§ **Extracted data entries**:

== Segment start ==

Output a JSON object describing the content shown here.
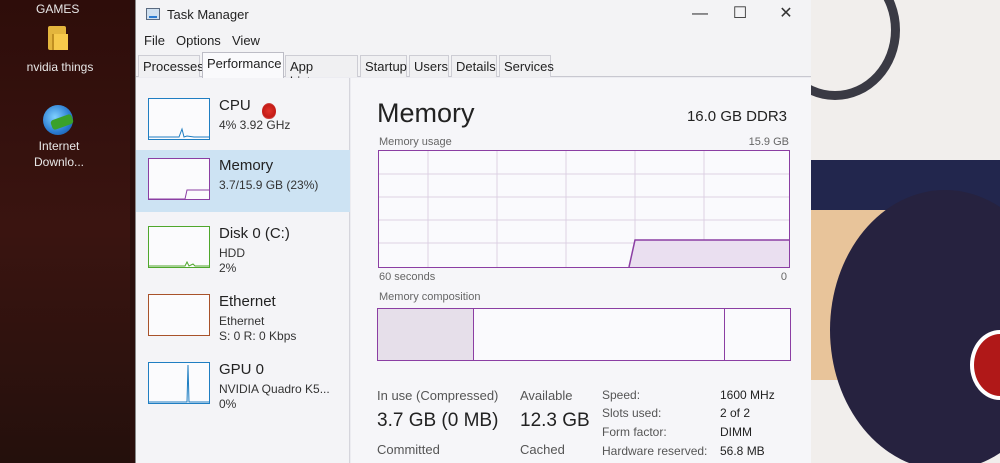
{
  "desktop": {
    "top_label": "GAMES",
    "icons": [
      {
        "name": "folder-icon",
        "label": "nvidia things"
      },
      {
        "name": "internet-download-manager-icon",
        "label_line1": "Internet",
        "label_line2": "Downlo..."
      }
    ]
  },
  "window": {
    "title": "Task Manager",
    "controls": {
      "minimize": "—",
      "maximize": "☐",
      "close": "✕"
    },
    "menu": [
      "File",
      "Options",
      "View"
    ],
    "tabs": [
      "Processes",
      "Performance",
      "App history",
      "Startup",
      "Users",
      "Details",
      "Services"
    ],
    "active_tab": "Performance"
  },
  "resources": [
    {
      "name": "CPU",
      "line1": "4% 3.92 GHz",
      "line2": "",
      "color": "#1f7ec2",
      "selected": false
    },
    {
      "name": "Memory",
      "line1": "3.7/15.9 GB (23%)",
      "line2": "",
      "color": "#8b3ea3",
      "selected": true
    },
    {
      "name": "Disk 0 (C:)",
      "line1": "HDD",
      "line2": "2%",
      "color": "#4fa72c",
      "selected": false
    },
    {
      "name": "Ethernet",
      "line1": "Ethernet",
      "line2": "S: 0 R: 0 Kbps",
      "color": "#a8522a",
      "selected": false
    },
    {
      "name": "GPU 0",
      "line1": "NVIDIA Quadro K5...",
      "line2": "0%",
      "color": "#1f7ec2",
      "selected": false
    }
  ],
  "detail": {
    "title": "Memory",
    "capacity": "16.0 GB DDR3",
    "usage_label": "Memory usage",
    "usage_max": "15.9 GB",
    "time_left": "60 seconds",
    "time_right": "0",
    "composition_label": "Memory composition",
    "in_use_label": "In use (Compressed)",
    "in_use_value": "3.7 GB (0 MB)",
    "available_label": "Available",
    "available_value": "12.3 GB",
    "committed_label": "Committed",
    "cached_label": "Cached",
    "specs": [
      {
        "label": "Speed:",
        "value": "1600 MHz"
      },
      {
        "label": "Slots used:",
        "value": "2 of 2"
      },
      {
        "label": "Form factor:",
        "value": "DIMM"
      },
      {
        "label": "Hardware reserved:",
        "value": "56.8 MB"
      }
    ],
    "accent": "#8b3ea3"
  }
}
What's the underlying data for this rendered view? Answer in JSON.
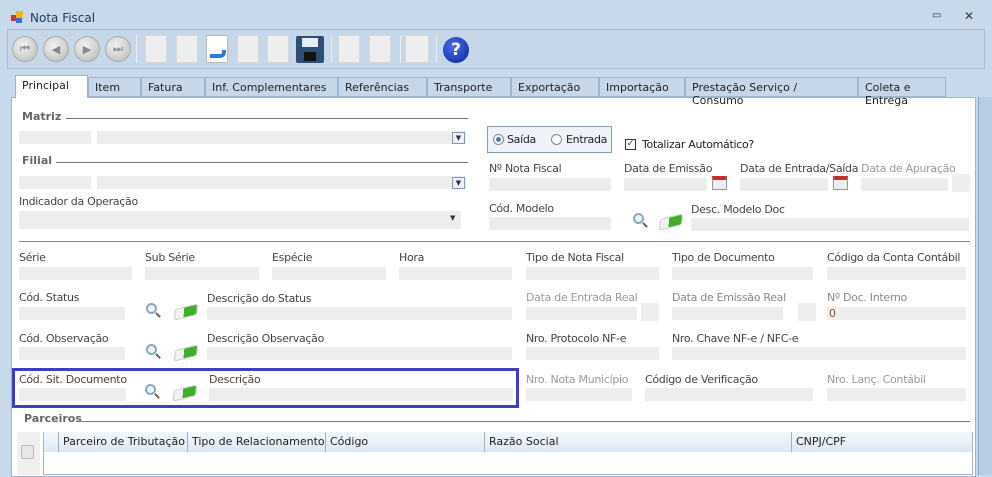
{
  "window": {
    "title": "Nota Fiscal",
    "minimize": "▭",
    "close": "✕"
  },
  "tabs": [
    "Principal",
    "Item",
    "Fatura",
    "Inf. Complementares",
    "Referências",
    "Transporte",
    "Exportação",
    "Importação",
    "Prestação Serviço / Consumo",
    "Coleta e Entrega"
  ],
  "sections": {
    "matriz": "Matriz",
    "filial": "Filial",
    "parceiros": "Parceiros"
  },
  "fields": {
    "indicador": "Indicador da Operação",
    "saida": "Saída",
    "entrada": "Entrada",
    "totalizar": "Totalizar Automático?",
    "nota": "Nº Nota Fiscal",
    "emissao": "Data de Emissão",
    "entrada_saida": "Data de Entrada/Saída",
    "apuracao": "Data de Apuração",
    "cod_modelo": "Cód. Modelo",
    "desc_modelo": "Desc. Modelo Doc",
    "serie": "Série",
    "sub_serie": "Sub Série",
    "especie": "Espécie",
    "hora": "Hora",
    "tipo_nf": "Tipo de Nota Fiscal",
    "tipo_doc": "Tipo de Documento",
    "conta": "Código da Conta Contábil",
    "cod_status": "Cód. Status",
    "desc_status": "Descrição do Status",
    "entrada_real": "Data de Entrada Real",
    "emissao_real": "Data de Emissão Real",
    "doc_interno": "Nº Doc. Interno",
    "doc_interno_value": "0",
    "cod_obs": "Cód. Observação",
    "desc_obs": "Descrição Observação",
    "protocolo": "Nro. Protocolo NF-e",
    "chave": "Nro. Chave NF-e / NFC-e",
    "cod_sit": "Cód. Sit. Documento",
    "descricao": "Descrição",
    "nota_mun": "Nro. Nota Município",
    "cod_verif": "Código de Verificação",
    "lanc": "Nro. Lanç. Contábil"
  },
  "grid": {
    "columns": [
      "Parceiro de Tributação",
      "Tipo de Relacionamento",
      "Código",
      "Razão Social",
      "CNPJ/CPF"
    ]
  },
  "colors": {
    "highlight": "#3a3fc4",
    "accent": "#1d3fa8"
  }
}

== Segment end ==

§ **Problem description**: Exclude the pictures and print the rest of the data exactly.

§ **Solved problem**:
Output a JSON object describing the content shown here.
{
  "desktop": {
    "top_label": "GAMES",
    "icons": [
      {
        "name": "folder-icon",
        "label": "nvidia things"
      },
      {
        "name": "internet-download-manager-icon",
        "label_line1": "Internet",
        "label_line2": "Downlo..."
      }
    ]
  },
  "window": {
    "title": "Task Manager",
    "controls": {
      "minimize": "—",
      "maximize": "☐",
      "close": "✕"
    },
    "menu": [
      "File",
      "Options",
      "View"
    ],
    "tabs": [
      "Processes",
      "Performance",
      "App history",
      "Startup",
      "Users",
      "Details",
      "Services"
    ],
    "active_tab": "Performance"
  },
  "resources": [
    {
      "name": "CPU",
      "line1": "4% 3.92 GHz",
      "line2": "",
      "color": "#1f7ec2",
      "selected": false
    },
    {
      "name": "Memory",
      "line1": "3.7/15.9 GB (23%)",
      "line2": "",
      "color": "#8b3ea3",
      "selected": true
    },
    {
      "name": "Disk 0 (C:)",
      "line1": "HDD",
      "line2": "2%",
      "color": "#4fa72c",
      "selected": false
    },
    {
      "name": "Ethernet",
      "line1": "Ethernet",
      "line2": "S: 0 R: 0 Kbps",
      "color": "#a8522a",
      "selected": false
    },
    {
      "name": "GPU 0",
      "line1": "NVIDIA Quadro K5...",
      "line2": "0%",
      "color": "#1f7ec2",
      "selected": false
    }
  ],
  "detail": {
    "title": "Memory",
    "capacity": "16.0 GB DDR3",
    "usage_label": "Memory usage",
    "usage_max": "15.9 GB",
    "time_left": "60 seconds",
    "time_right": "0",
    "composition_label": "Memory composition",
    "in_use_label": "In use (Compressed)",
    "in_use_value": "3.7 GB (0 MB)",
    "available_label": "Available",
    "available_value": "12.3 GB",
    "committed_label": "Committed",
    "cached_label": "Cached",
    "specs": [
      {
        "label": "Speed:",
        "value": "1600 MHz"
      },
      {
        "label": "Slots used:",
        "value": "2 of 2"
      },
      {
        "label": "Form factor:",
        "value": "DIMM"
      },
      {
        "label": "Hardware reserved:",
        "value": "56.8 MB"
      }
    ],
    "accent": "#8b3ea3"
  }
}
What's the underlying data for this rendered view? Answer in JSON.
{
  "window": {
    "title": "Nota Fiscal",
    "minimize": "▭",
    "close": "✕"
  },
  "tabs": [
    "Principal",
    "Item",
    "Fatura",
    "Inf. Complementares",
    "Referências",
    "Transporte",
    "Exportação",
    "Importação",
    "Prestação Serviço / Consumo",
    "Coleta e Entrega"
  ],
  "sections": {
    "matriz": "Matriz",
    "filial": "Filial",
    "parceiros": "Parceiros"
  },
  "fields": {
    "indicador": "Indicador da Operação",
    "saida": "Saída",
    "entrada": "Entrada",
    "totalizar": "Totalizar Automático?",
    "nota": "Nº Nota Fiscal",
    "emissao": "Data de Emissão",
    "entrada_saida": "Data de Entrada/Saída",
    "apuracao": "Data de Apuração",
    "cod_modelo": "Cód. Modelo",
    "desc_modelo": "Desc. Modelo Doc",
    "serie": "Série",
    "sub_serie": "Sub Série",
    "especie": "Espécie",
    "hora": "Hora",
    "tipo_nf": "Tipo de Nota Fiscal",
    "tipo_doc": "Tipo de Documento",
    "conta": "Código da Conta Contábil",
    "cod_status": "Cód. Status",
    "desc_status": "Descrição do Status",
    "entrada_real": "Data de Entrada Real",
    "emissao_real": "Data de Emissão Real",
    "doc_interno": "Nº Doc. Interno",
    "doc_interno_value": "0",
    "cod_obs": "Cód. Observação",
    "desc_obs": "Descrição Observação",
    "protocolo": "Nro. Protocolo NF-e",
    "chave": "Nro. Chave NF-e / NFC-e",
    "cod_sit": "Cód. Sit. Documento",
    "descricao": "Descrição",
    "nota_mun": "Nro. Nota Município",
    "cod_verif": "Código de Verificação",
    "lanc": "Nro. Lanç. Contábil"
  },
  "grid": {
    "columns": [
      "Parceiro de Tributação",
      "Tipo de Relacionamento",
      "Código",
      "Razão Social",
      "CNPJ/CPF"
    ]
  },
  "colors": {
    "highlight": "#3a3fc4",
    "accent": "#1d3fa8"
  }
}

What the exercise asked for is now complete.